+++ Data

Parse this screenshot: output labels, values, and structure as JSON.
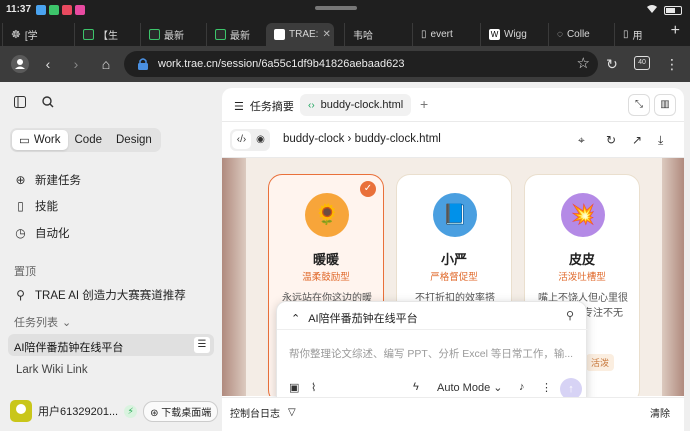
{
  "status_bar": {
    "time": "11:37"
  },
  "browser": {
    "tabs": [
      {
        "label": "[学"
      },
      {
        "label": "【生"
      },
      {
        "label": "最新"
      },
      {
        "label": "最新"
      },
      {
        "label": "TRAE:"
      },
      {
        "label": "韦哈"
      },
      {
        "label": "evert"
      },
      {
        "label": "Wigg"
      },
      {
        "label": "Colle"
      },
      {
        "label": "用"
      }
    ],
    "url": "work.trae.cn/session/6a55c1df9b41826aebaad623",
    "tab_count": "40"
  },
  "sidebar": {
    "modes": [
      "Work",
      "Code",
      "Design"
    ],
    "nav": [
      {
        "label": "新建任务",
        "icon": "plus-circle-icon"
      },
      {
        "label": "技能",
        "icon": "book-icon"
      },
      {
        "label": "自动化",
        "icon": "clock-icon"
      }
    ],
    "pinned_label": "置顶",
    "pinned_item": "TRAE AI 创造力大赛赛道推荐",
    "tasks_label": "任务列表",
    "active_task": "AI陪伴番茄钟在线平台",
    "other_task": "Lark Wiki Link",
    "user_name": "用户61329201...",
    "download_label": "下载桌面端"
  },
  "main": {
    "summary_tab": "任务摘要",
    "file_tab": "buddy-clock.html",
    "breadcrumb": "buddy-clock › buddy-clock.html",
    "cards": [
      {
        "name": "暖暖",
        "type": "温柔鼓励型",
        "desc": "永远站在你这边的暖",
        "emoji": "🌻"
      },
      {
        "name": "小严",
        "type": "严格督促型",
        "desc": "不打折扣的效率搭",
        "emoji": "📘"
      },
      {
        "name": "皮皮",
        "type": "活泼吐槽型",
        "desc": "嘴上不饶人但心里很友，用幽专注不无",
        "emoji": "💥"
      }
    ],
    "chip": "活泼"
  },
  "chat": {
    "title": "AI陪伴番茄钟在线平台",
    "placeholder": "帮你整理论文综述、编写 PPT、分析 Excel 等日常工作，输...",
    "mode": "Auto Mode"
  },
  "console": {
    "label": "控制台日志",
    "clear": "清除"
  },
  "colors": {
    "accent": "#e9703a",
    "card_selected_bg": "#fff4ee",
    "send_button": "#d7d3f5"
  }
}
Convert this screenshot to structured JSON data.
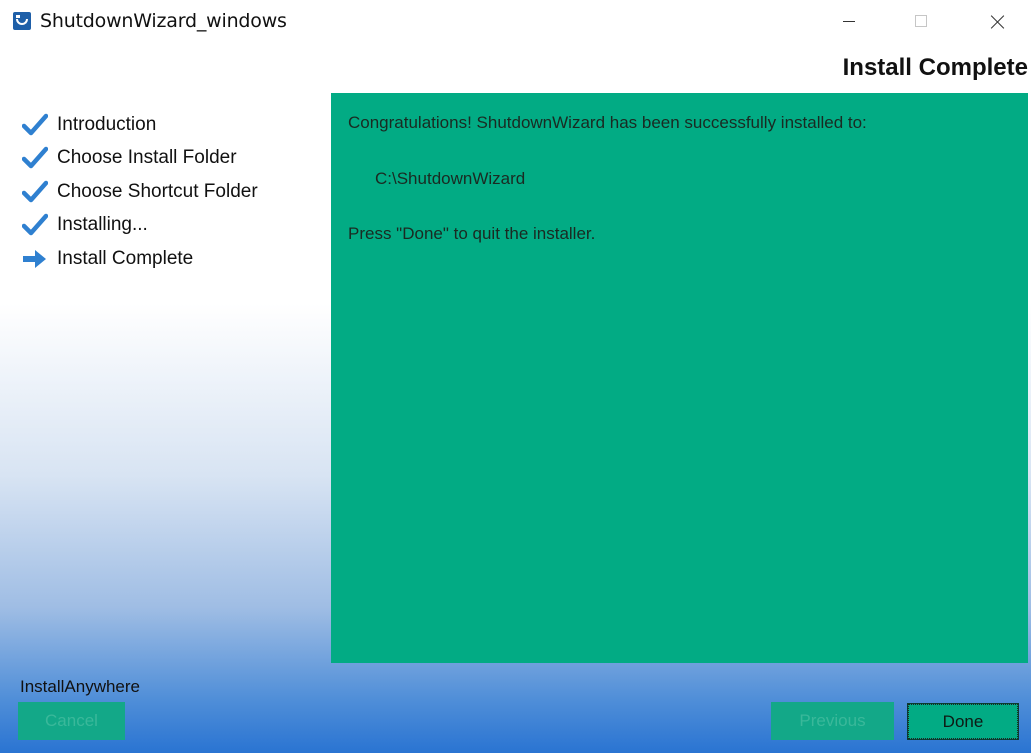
{
  "window": {
    "title": "ShutdownWizard_windows"
  },
  "header": {
    "title": "Install Complete"
  },
  "sidebar": {
    "steps": [
      {
        "label": "Introduction",
        "icon": "check-icon"
      },
      {
        "label": "Choose Install Folder",
        "icon": "check-icon"
      },
      {
        "label": "Choose Shortcut Folder",
        "icon": "check-icon"
      },
      {
        "label": "Installing...",
        "icon": "check-icon"
      },
      {
        "label": "Install Complete",
        "icon": "arrow-right-icon"
      }
    ]
  },
  "content": {
    "line1": "Congratulations! ShutdownWizard has been successfully installed to:",
    "install_path": "C:\\ShutdownWizard",
    "line3": "Press \"Done\" to quit the installer."
  },
  "footer": {
    "brand": "InstallAnywhere",
    "cancel_label": "Cancel",
    "previous_label": "Previous",
    "done_label": "Done"
  },
  "colors": {
    "panel": "#02ab84",
    "check": "#2f80d0",
    "gradient_bottom": "#2a74d2"
  }
}
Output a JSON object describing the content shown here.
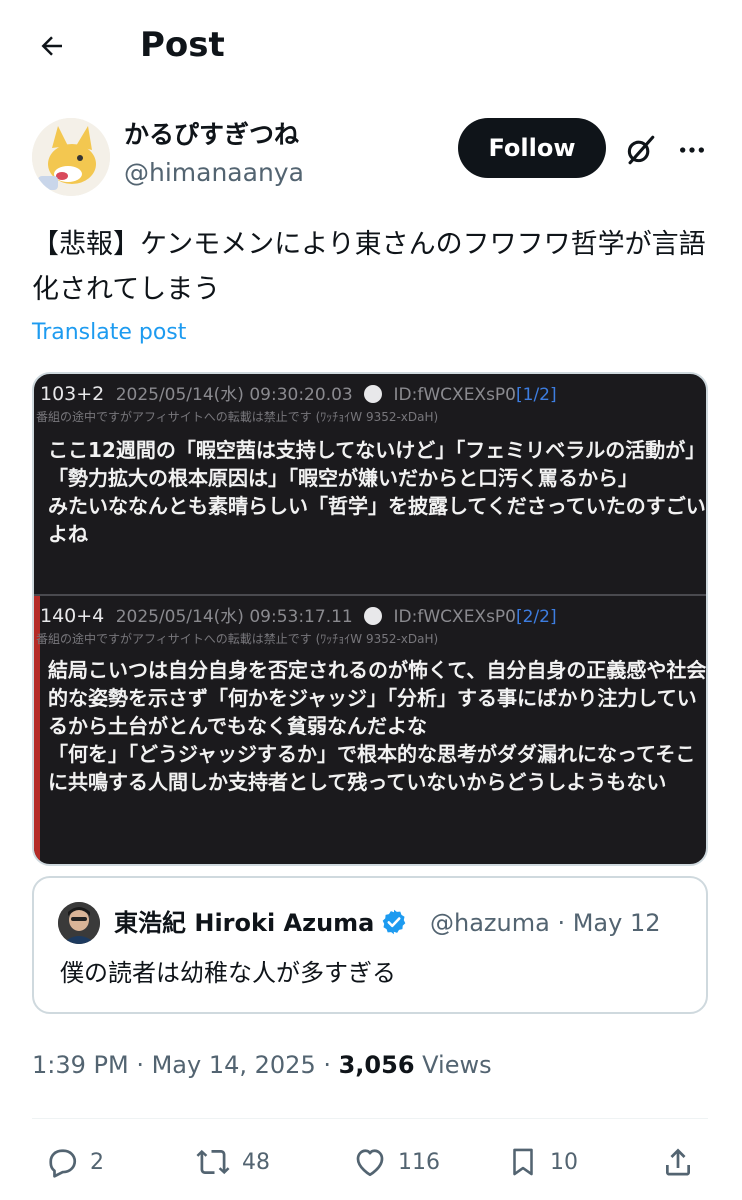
{
  "header": {
    "title": "Post"
  },
  "author": {
    "name": "かるぴすぎつね",
    "handle": "@himanaanya"
  },
  "follow_label": "Follow",
  "post": {
    "text": "【悲報】ケンモメンにより東さんのフワフワ哲学が言語化されてしまう",
    "translate_label": "Translate post"
  },
  "media": {
    "res1": {
      "num": "103+2",
      "date": "2025/05/14(水) 09:30:20.03",
      "id": "ID:fWCXEXsP0",
      "page": "[1/2]",
      "sub": "番組の途中ですがアフィサイトへの転載は禁止です (ﾜｯﾁｮｲW 9352-xDaH)",
      "body": "ここ12週間の「暇空茜は支持してないけど」「フェミリベラルの活動が」「勢力拡大の根本原因は」「暇空が嫌いだからと口汚く罵るから」\nみたいななんとも素晴らしい「哲学」を披露してくださっていたのすごいよね"
    },
    "res2": {
      "num": "140+4",
      "date": "2025/05/14(水) 09:53:17.11",
      "id": "ID:fWCXEXsP0",
      "page": "[2/2]",
      "sub": "番組の途中ですがアフィサイトへの転載は禁止です (ﾜｯﾁｮｲW 9352-xDaH)",
      "body": "結局こいつは自分自身を否定されるのが怖くて、自分自身の正義感や社会的な姿勢を示さず「何かをジャッジ」「分析」する事にばかり注力しているから土台がとんでもなく貧弱なんだよな\n「何を」「どうジャッジするか」で根本的な思考がダダ漏れになってそこに共鳴する人間しか支持者として残っていないからどうしようもない"
    }
  },
  "quote": {
    "name": "東浩紀 Hiroki Azuma",
    "handle": "@hazuma · May 12",
    "text": "僕の読者は幼稚な人が多すぎる"
  },
  "meta": {
    "time": "1:39 PM · May 14, 2025 · ",
    "views_count": "3,056",
    "views_label": " Views"
  },
  "actions": {
    "replies": "2",
    "reposts": "48",
    "likes": "116",
    "bookmarks": "10"
  },
  "icons": [
    "back-arrow-icon",
    "grok-icon",
    "more-icon",
    "verified-icon",
    "reply-icon",
    "repost-icon",
    "like-icon",
    "bookmark-icon",
    "share-icon"
  ],
  "colors": {
    "accent": "#1d9bf0",
    "text": "#0f1419",
    "muted": "#536471",
    "follow_bg": "#0f1419"
  }
}
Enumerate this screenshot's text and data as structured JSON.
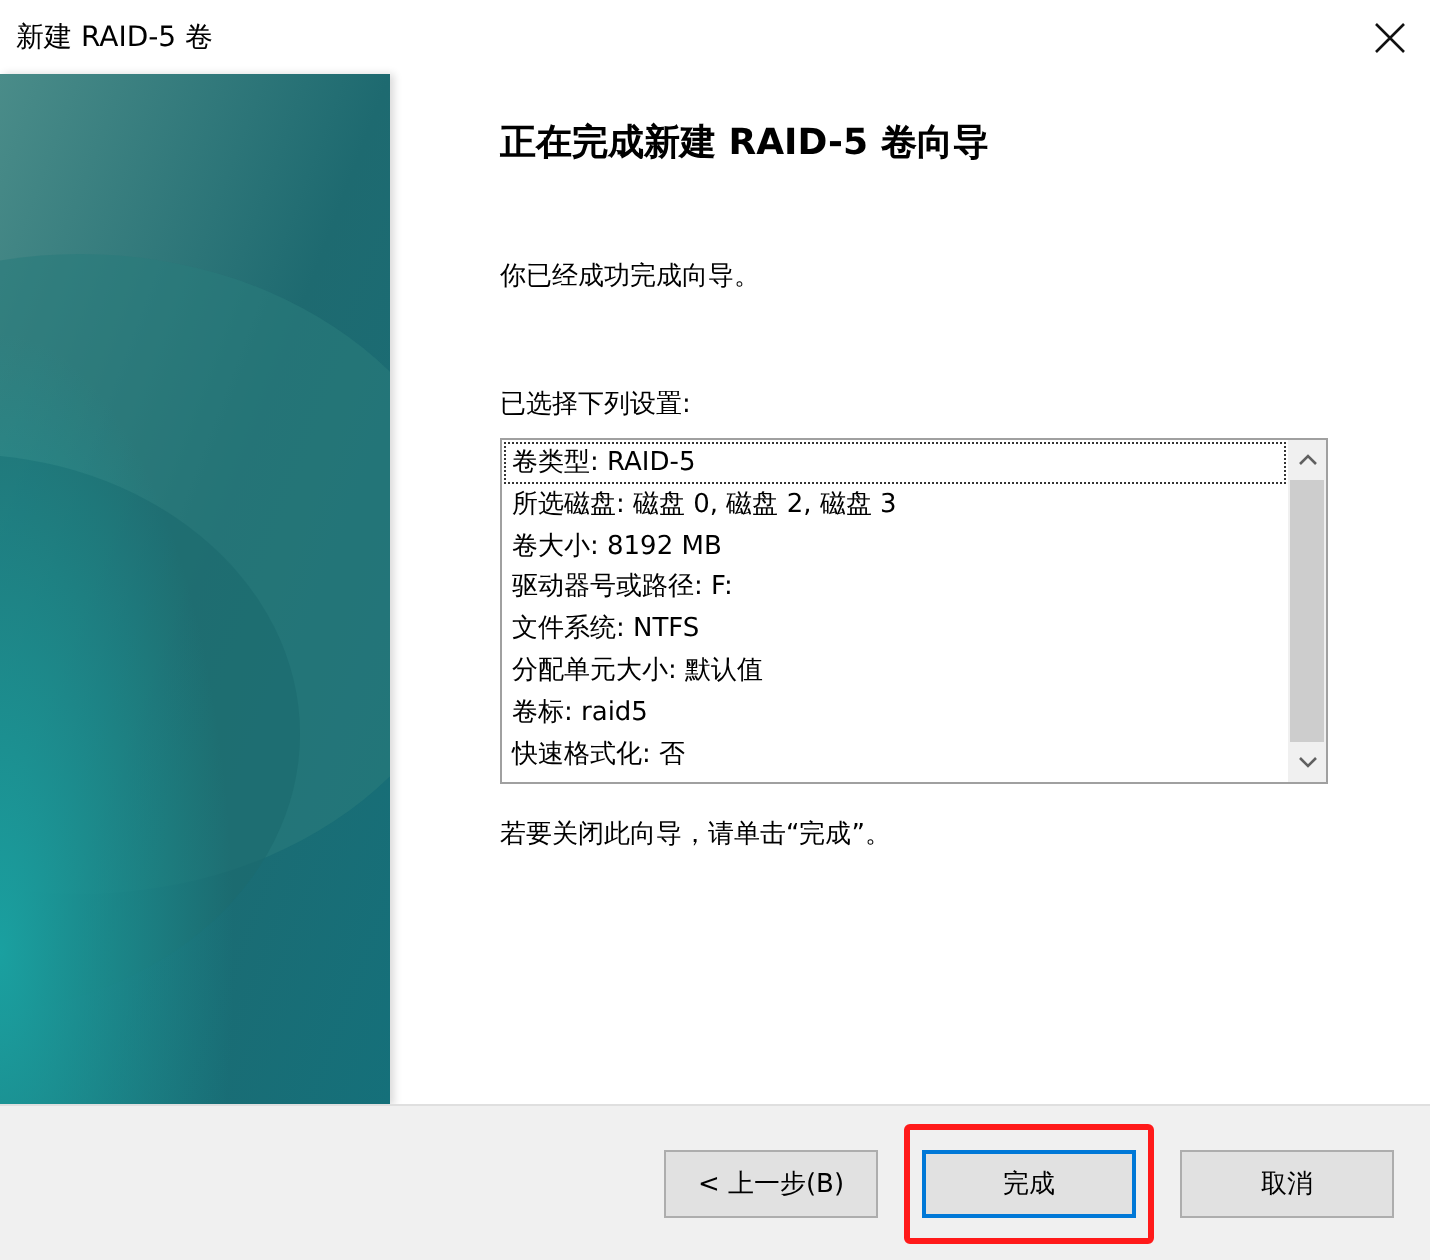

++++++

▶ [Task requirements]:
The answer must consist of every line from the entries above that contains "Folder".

▶ [Solution]:
        "label": "Choose Install Folder",
        "label": "Choose Shortcut Folder",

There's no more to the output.